Leaving Khartoum heralded one of the most anticipated parts of the whole Trans for this blogger, the run through the Nubian Desert to Wadi Halfa. After a stop at the Pyramids of Meroe, a cluster of steep sided pyramids erected between 800BC and 300AD we pushed on over 3 nights, bush camping our way to Wadi Halfa. Two drive days were off road as we followed the train tracks into and across the Nubian Desert only occasionally seeing other vehicles picking their way through the sand, passing one night at an abandoned train station. It was during this time that a rare phenomena of group nostalgia spontaneously swept through the truck as we all wistfully tried to capture the soothing coolness of Ethiopia as temperatures rocketed into the high 40’s Celsius and the desert wind sucked all moisture from our desiccated corpses. OK, that’s a bit extreme but it was hot. The couple of days spent in Wadi Halfa have also been less dire than originally thought. Some upgraded to air conditioned rooms, the majority experienced sleeping under the desert stars in a couple of excellent bush camps. The town has an internet cafe, we have ice in the Eskies from the fish market, and even during Ramadan there is an awesome place to eat, run by a gregarious Sudanese woman. This is, probably a good place to finish up, making a special mention of how welcoming and friendly the Sudanese people are. It really has been a fantastic experience travelling through Sudan, one of the highlights of the Trans for me.The next, and last stop, Egypt.

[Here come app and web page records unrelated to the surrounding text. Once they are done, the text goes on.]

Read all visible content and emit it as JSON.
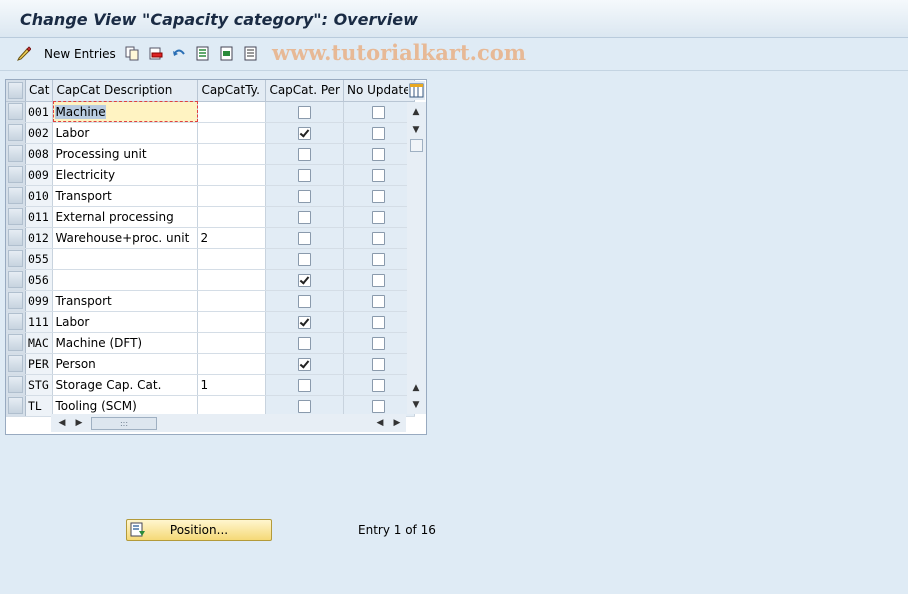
{
  "window": {
    "title": "Change View \"Capacity category\": Overview"
  },
  "toolbar": {
    "new_entries_label": "New Entries",
    "watermark": "www.tutorialkart.com"
  },
  "table": {
    "columns": [
      "Cat",
      "CapCat Description",
      "CapCatTy.",
      "CapCat. Per",
      "No Update"
    ],
    "rows": [
      {
        "cat": "001",
        "desc": "Machine",
        "type": "",
        "per": false,
        "noupd": false
      },
      {
        "cat": "002",
        "desc": "Labor",
        "type": "",
        "per": true,
        "noupd": false
      },
      {
        "cat": "008",
        "desc": "Processing unit",
        "type": "",
        "per": false,
        "noupd": false
      },
      {
        "cat": "009",
        "desc": "Electricity",
        "type": "",
        "per": false,
        "noupd": false
      },
      {
        "cat": "010",
        "desc": "Transport",
        "type": "",
        "per": false,
        "noupd": false
      },
      {
        "cat": "011",
        "desc": "External processing",
        "type": "",
        "per": false,
        "noupd": false
      },
      {
        "cat": "012",
        "desc": "Warehouse+proc. unit",
        "type": "2",
        "per": false,
        "noupd": false
      },
      {
        "cat": "055",
        "desc": "",
        "type": "",
        "per": false,
        "noupd": false
      },
      {
        "cat": "056",
        "desc": "",
        "type": "",
        "per": true,
        "noupd": false
      },
      {
        "cat": "099",
        "desc": "Transport",
        "type": "",
        "per": false,
        "noupd": false
      },
      {
        "cat": "111",
        "desc": "Labor",
        "type": "",
        "per": true,
        "noupd": false
      },
      {
        "cat": "MAC",
        "desc": "Machine (DFT)",
        "type": "",
        "per": false,
        "noupd": false
      },
      {
        "cat": "PER",
        "desc": "Person",
        "type": "",
        "per": true,
        "noupd": false
      },
      {
        "cat": "STG",
        "desc": "Storage Cap. Cat.",
        "type": "1",
        "per": false,
        "noupd": false
      },
      {
        "cat": "TL",
        "desc": "Tooling (SCM)",
        "type": "",
        "per": false,
        "noupd": false
      }
    ]
  },
  "footer": {
    "position_label": "Position...",
    "entry_info": "Entry 1 of 16"
  }
}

So if you would like to experience your own adventure in Sudan or any other countries in Africa, check out or trips, we have something for everyone!